As the children steadily come closer, it becomes more and more evident that these little tikes are drudging along without winter jackets, hats or gloves. The youthful twinkle is still in their eyes, but a sad, frozen gaze encompasses their faces.
A feeling of dismay sets in.
Thanks to the efforts of hundreds of Lakenheath Middle School students, hope replaced desperation for many Kyrgyz children.
In a campaign called Snow Plough Express, the students and their teacher, Kay Taylor, raised 50 boxes of winter clothing for three orphanages near the transit center at Manas, Kyrgyzstan.
Lt. Col. Bradley Allen, 376th Expeditionary Maintenance Group commander, worked hand in hand with Taylor to orchestrate the effort. Admittedly, Allen is not the first to spearhead such an event, but said efforts are growing more successful with each rotation and the children’s faces at Nizhanchuisk, Nadjeshda and Tok Mok II orphanages are testimony to that.

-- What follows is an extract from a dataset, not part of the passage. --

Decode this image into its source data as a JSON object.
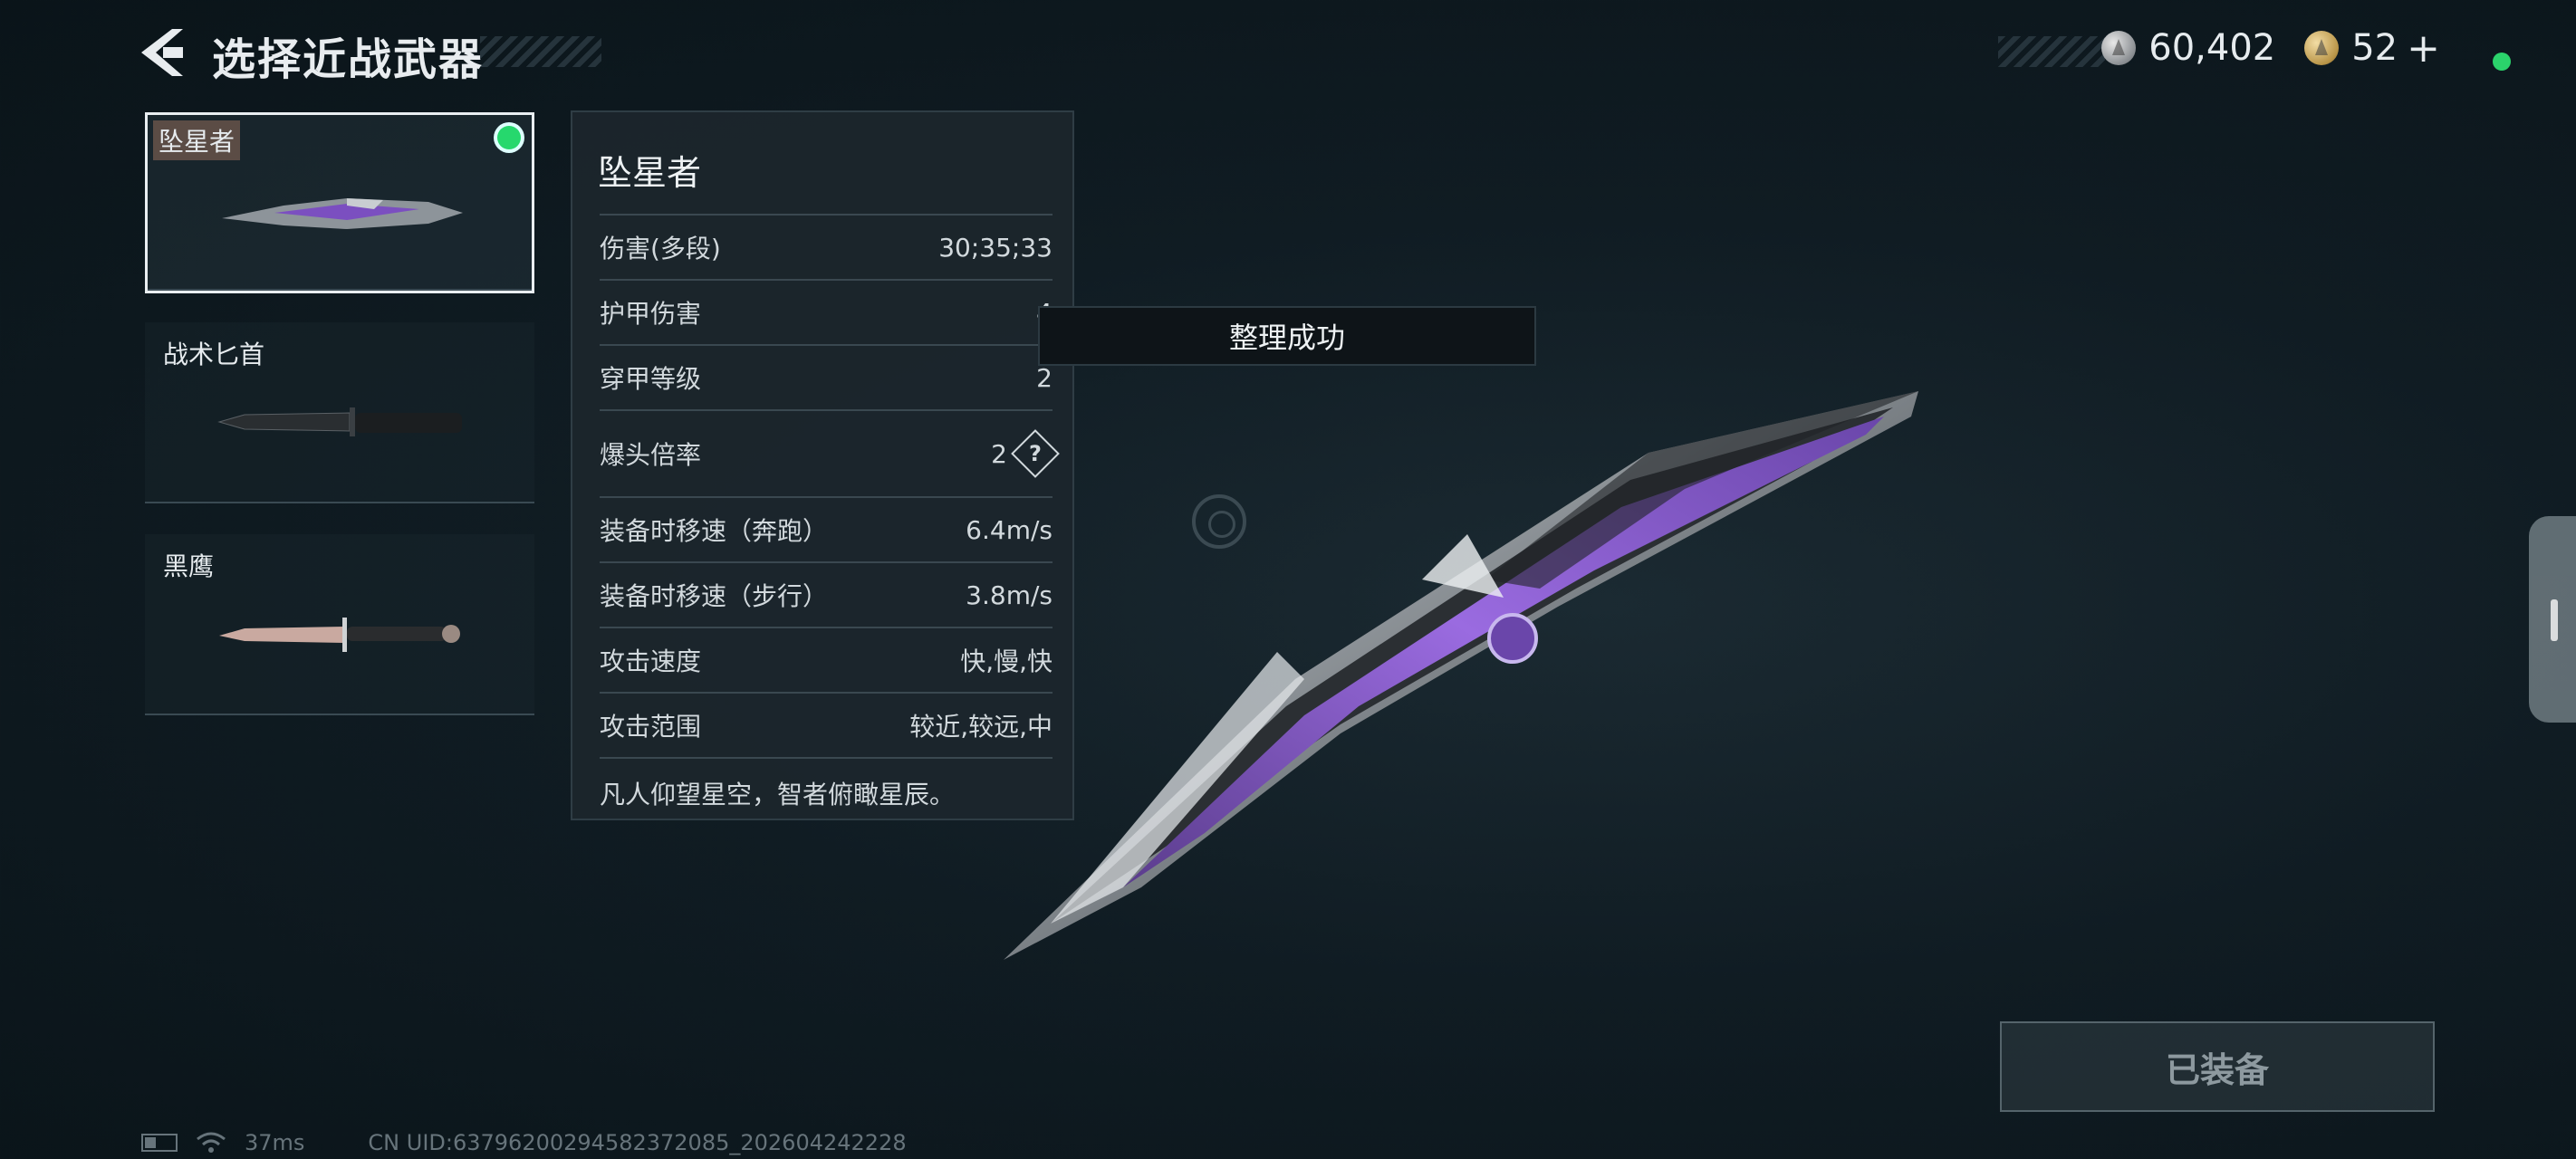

“The effort to help these orphanages was really born out of the kindness of the folks assigned here at the transit center, and each successive rotation has seemed to raise the bar,” said Allen, deployed from the 100th Aircraft Maintenance Squadron at RAF Mildenhall. “I believe our folks just really want to see the kids better off.”
Recently the 376th Air Expeditionary Wing Public Affairs released a similar story where Dental Hygiene Program students and instructors from Blinn College in Bryan, Texas, worked with a lieutenant colonel deployed from Dover Air Force Base, Del., to raise donations for a Kyrgyz orphanage.

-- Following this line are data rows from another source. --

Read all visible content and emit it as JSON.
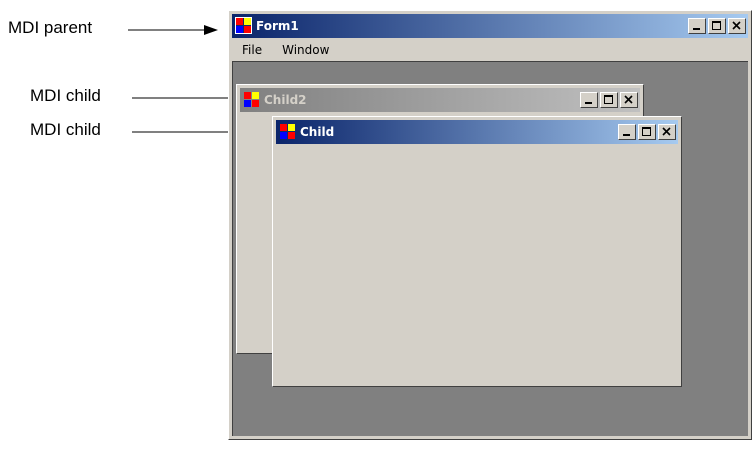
{
  "callouts": {
    "parent": "MDI parent",
    "child_a": "MDI child",
    "child_b": "MDI child"
  },
  "parent_window": {
    "title": "Form1",
    "menu": [
      "File",
      "Window"
    ],
    "active": true
  },
  "child_back": {
    "title": "Child2",
    "active": false
  },
  "child_front": {
    "title": "Child",
    "active": true
  },
  "colors": {
    "active_title_start": "#0a246a",
    "active_title_end": "#a6caf0",
    "inactive_title_start": "#808080",
    "inactive_title_end": "#c0c0c0",
    "face": "#d4d0c8",
    "mdi_background": "#808080"
  },
  "icons": {
    "window_icon": "app-window-icon",
    "minimize": "minimize-icon",
    "maximize": "maximize-icon",
    "close": "close-icon"
  }
}
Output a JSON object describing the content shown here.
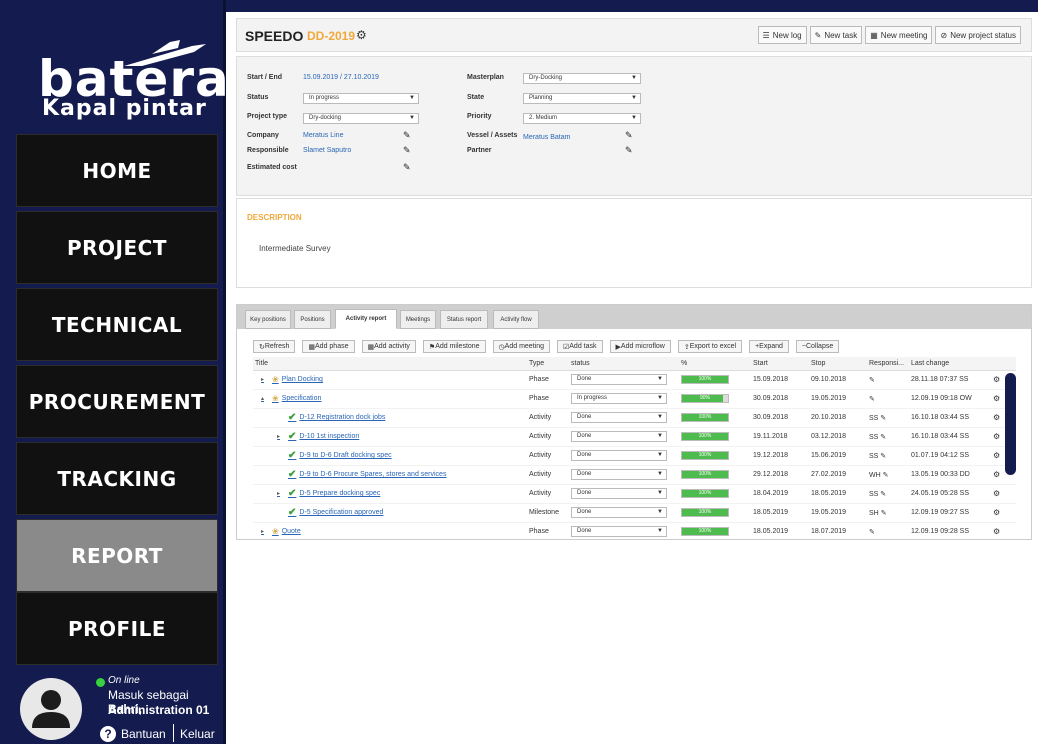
{
  "logo": {
    "brand": "batera",
    "tagline": "Kapal pintar"
  },
  "nav": [
    {
      "label": "HOME",
      "active": false
    },
    {
      "label": "PROJECT",
      "active": false
    },
    {
      "label": "TECHNICAL",
      "active": false
    },
    {
      "label": "PROCUREMENT",
      "active": false
    },
    {
      "label": "TRACKING",
      "active": false
    },
    {
      "label": "REPORT",
      "active": true
    },
    {
      "label": "PROFILE",
      "active": false
    }
  ],
  "user": {
    "status": "On line",
    "login_prefix": "Masuk sebagai ",
    "name": "Bahri,",
    "role": "Administration 01",
    "help": "Bantuan",
    "logout": "Keluar"
  },
  "header": {
    "project_name": "SPEEDO",
    "project_code": "DD-2019",
    "toolbar": [
      "New log",
      "New task",
      "New meeting",
      "New project status"
    ]
  },
  "details": {
    "start_end": {
      "label": "Start / End",
      "value": "15.09.2019 / 27.10.2019"
    },
    "status": {
      "label": "Status",
      "value": "In progress"
    },
    "project_type": {
      "label": "Project type",
      "value": "Dry-docking"
    },
    "company": {
      "label": "Company",
      "value": "Meratus Line"
    },
    "responsible": {
      "label": "Responsible",
      "value": "Slamet Saputro"
    },
    "estimated_cost": {
      "label": "Estimated cost",
      "value": ""
    },
    "masterplan": {
      "label": "Masterplan",
      "value": "Dry-Docking"
    },
    "state": {
      "label": "State",
      "value": "Planning"
    },
    "priority": {
      "label": "Priority",
      "value": "2. Medium"
    },
    "vessel": {
      "label": "Vessel / Assets",
      "value": "Meratus Batam"
    },
    "partner": {
      "label": "Partner",
      "value": ""
    }
  },
  "description": {
    "title": "DESCRIPTION",
    "text": "Intermediate Survey"
  },
  "tabs": [
    {
      "label": "Key positions",
      "active": false
    },
    {
      "label": "Positions",
      "active": false
    },
    {
      "label": "Activity report",
      "active": true
    },
    {
      "label": "Meetings",
      "active": false
    },
    {
      "label": "Status report",
      "active": false
    },
    {
      "label": "Activity flow",
      "active": false
    }
  ],
  "actions": [
    "Refresh",
    "Add phase",
    "Add activity",
    "Add milestone",
    "Add meeting",
    "Add task",
    "Add microflow",
    "Export to excel",
    "Expand",
    "Collapse"
  ],
  "grid": {
    "columns": [
      "Title",
      "Type",
      "status",
      "%",
      "Start",
      "Stop",
      "Responsi...",
      "Last change"
    ],
    "rows": [
      {
        "title": "Plan Docking",
        "kind": "phase",
        "expander": "right",
        "type": "Phase",
        "status": "Done",
        "pct": 100,
        "pct_label": "100%",
        "start": "15.09.2018",
        "stop": "09.10.2018",
        "resp": "",
        "last": "28.11.18 07:37 SS"
      },
      {
        "title": "Specification",
        "kind": "phase",
        "expander": "down",
        "type": "Phase",
        "status": "In progress",
        "pct": 90,
        "pct_label": "90%",
        "start": "30.09.2018",
        "stop": "19.05.2019",
        "resp": "",
        "last": "12.09.19 09:18 OW"
      },
      {
        "title": "D-12 Registration dock jobs",
        "kind": "activity",
        "expander": "none",
        "type": "Activity",
        "status": "Done",
        "pct": 100,
        "pct_label": "100%",
        "start": "30.09.2018",
        "stop": "20.10.2018",
        "resp": "SS",
        "last": "16.10.18 03:44 SS"
      },
      {
        "title": "D-10 1st inspection",
        "kind": "activity",
        "expander": "right",
        "type": "Activity",
        "status": "Done",
        "pct": 100,
        "pct_label": "100%",
        "start": "19.11.2018",
        "stop": "03.12.2018",
        "resp": "SS",
        "last": "16.10.18 03:44 SS"
      },
      {
        "title": "D-9 to D-6 Draft docking spec",
        "kind": "activity",
        "expander": "none",
        "type": "Activity",
        "status": "Done",
        "pct": 100,
        "pct_label": "100%",
        "start": "19.12.2018",
        "stop": "15.06.2019",
        "resp": "SS",
        "last": "01.07.19 04:12 SS"
      },
      {
        "title": "D-9 to D-6 Procure Spares, stores and services",
        "kind": "activity",
        "expander": "none",
        "type": "Activity",
        "status": "Done",
        "pct": 100,
        "pct_label": "100%",
        "start": "29.12.2018",
        "stop": "27.02.2019",
        "resp": "WH",
        "last": "13.05.19 00:33 DD"
      },
      {
        "title": "D-5 Prepare docking spec",
        "kind": "activity",
        "expander": "right",
        "type": "Activity",
        "status": "Done",
        "pct": 100,
        "pct_label": "100%",
        "start": "18.04.2019",
        "stop": "18.05.2019",
        "resp": "SS",
        "last": "24.05.19 05:28 SS"
      },
      {
        "title": "D-5 Specification approved",
        "kind": "activity",
        "expander": "none",
        "type": "Milestone",
        "status": "Done",
        "pct": 100,
        "pct_label": "100%",
        "start": "18.05.2019",
        "stop": "19.05.2019",
        "resp": "SH",
        "last": "12.09.19 09:27 SS"
      },
      {
        "title": "Quote",
        "kind": "phase",
        "expander": "right",
        "type": "Phase",
        "status": "Done",
        "pct": 100,
        "pct_label": "100%",
        "start": "18.05.2019",
        "stop": "18.07.2019",
        "resp": "",
        "last": "12.09.19 09:28 SS"
      }
    ]
  },
  "colors": {
    "navy": "#141c4f",
    "accent": "#f0a93b",
    "link": "#2a66b5",
    "progress": "#4dbb4d",
    "online": "#37d23d"
  }
}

"We are so blessed [in America], and I felt like we needed to do something to help these children," said Blinn College Dental Hygiene Instructor Marque' Mathis, in the news story. Mathis is the aunt of Lt. Col. Lee Landis, 376th AEW safety officer.
Still in Kyrgyzstan, Allen will witness firsthand the improvements the Lakenheath children are bringing to their brothers and sisters across the globe.

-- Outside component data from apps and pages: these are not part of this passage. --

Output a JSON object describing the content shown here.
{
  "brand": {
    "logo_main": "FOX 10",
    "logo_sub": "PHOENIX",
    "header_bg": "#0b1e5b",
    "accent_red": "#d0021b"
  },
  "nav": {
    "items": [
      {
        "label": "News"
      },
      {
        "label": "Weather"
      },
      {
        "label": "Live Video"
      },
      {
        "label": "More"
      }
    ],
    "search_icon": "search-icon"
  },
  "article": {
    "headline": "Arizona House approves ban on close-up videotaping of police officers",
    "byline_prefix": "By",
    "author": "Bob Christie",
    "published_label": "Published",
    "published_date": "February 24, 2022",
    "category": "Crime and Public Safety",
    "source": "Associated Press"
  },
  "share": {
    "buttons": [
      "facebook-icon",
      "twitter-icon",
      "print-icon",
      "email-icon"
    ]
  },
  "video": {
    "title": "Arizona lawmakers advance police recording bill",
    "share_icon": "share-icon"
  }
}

“These children will be able to enjoy much better and warmer clothing than they currently have,” said Allen. “These children are much, much less fortunate than we are. This just proves how kind and compassionate [people can be] — which is a huge paradigm shift for a lot of the Kyrgyz folks here who were taught growing up that the U.S. was something different.”
Kyrgyzstan became its own country less than 20 years ago. Prior to that, the Kyrgyz Republic belonged to the former Soviet Union. Allen said he’s no expert on national security but believes American presence will set the stage for long-term peace.
“It seems very logical that if people and countries around the world at least favor and support what we do, then perhaps we’d have a lot fewer problems and issues to have deal with,” he said.
The Kyrgyz children are not the only ones who learned lessons in the importance of international relationships with this endeavor, Allen said. Taylor’s students also educated themselves by working as a team to help children across the globe. For this effort, the lieutenant colonel lauded Taylor.
“By their service, Mrs. Taylor and her family have already given a great sacrifice for the sake of our country,” said Allen. “To see her still wanting to continue to reach out to help folks she doesn’t even know … well she’s undoubtedly one of the most thoughtful, kindest people I have ever met. It’s a great life-long lesson she’s taught our kids.”